* _TASK REQUIREMENTS_: If a line in the listing includes the word "icon", copy it out.

____

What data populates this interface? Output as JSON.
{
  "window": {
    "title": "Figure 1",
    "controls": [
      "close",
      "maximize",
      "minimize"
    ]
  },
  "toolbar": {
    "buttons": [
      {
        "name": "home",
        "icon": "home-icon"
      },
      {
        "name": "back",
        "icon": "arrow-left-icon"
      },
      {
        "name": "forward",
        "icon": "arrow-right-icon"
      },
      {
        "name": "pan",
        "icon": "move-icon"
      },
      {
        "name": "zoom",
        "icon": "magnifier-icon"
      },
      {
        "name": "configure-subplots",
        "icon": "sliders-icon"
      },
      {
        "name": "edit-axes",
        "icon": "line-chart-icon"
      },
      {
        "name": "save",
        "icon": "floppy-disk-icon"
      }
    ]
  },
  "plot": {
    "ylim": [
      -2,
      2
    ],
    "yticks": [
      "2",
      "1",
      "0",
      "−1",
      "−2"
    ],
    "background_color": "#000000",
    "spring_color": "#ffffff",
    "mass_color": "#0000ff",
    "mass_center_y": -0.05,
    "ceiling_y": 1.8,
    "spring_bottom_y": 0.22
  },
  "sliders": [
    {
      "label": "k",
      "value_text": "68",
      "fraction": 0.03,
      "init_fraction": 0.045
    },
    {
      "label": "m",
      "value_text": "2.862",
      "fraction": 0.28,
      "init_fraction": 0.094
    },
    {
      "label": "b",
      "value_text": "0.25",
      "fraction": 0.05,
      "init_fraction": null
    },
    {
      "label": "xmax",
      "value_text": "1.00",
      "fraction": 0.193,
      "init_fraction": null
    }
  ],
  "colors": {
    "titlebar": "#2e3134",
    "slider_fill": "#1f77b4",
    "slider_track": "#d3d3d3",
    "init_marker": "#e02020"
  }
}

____

* _SOLUTION TO THE EXERCISE_:
        "icon": "home-icon"
        "icon": "arrow-left-icon"
        "icon": "arrow-right-icon"
        "icon": "move-icon"
        "icon": "magnifier-icon"
        "icon": "sliders-icon"
        "icon": "line-chart-icon"
        "icon": "floppy-disk-icon"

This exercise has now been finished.